Information for male victims of rape
Talking about sexual assault is never easy. Whether you are a man or a woman, sexual assault is a trauma. The trauma of sexual assault involves losing control of your own body and possibly fearing death or injury. 'Rape trauma syndrome' is a term that mental health professionals use to describe the common reactions that occur for both men and women after sexual assault. There are also other ways that men are affected by rape.
Information for men on childhood sexual assault
Talking about sexual assault is never easy. Talking about something that happened in your childhood is often extremely difficult. For men talking about personal topics may be even harder than for women. If, however, childhood sexual assault is affecting your life you may find you need to discuss your situation with someone.
Reporting to the police
You have the option to report to police if you have been sexually assaulted. You also have the option to make the report and request that no further action is taken. You are not required to report to police immediately after a sexual assault. However, the advantage of making a report soon after the incident is that it is easier for the police to gather evidence, investigate and charge the offender. If an assault is reported within three days a forensic medical examination will be performed, with your consent, to see if there is any evidence that can be collected. This examination may assist to identify an offender
What happens when you contact a CASA?

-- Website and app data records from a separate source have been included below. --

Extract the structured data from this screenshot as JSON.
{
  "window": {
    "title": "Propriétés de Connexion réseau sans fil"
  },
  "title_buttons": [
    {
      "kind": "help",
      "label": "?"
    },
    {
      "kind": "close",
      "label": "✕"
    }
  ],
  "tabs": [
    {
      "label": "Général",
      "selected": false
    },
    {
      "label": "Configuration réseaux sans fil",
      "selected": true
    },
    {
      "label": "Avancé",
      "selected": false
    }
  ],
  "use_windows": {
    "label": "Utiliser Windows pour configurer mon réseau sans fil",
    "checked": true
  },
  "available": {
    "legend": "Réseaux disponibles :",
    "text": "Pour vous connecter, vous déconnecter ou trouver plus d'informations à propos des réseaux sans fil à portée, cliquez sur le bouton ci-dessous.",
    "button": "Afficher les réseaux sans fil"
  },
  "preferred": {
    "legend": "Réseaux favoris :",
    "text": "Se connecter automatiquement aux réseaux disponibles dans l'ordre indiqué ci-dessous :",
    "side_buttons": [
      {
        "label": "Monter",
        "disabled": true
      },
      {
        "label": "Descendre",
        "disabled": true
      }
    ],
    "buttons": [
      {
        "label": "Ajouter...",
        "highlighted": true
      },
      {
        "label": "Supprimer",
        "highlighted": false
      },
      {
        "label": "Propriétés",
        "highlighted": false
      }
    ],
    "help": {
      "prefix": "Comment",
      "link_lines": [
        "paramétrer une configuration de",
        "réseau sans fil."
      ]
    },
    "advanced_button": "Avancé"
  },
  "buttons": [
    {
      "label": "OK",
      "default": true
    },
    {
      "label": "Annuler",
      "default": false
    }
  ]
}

CASAs work to ensure that women, children and men who are victim/survivors of sexual assault have access to comprehensive, timely support and intervention to address their needs.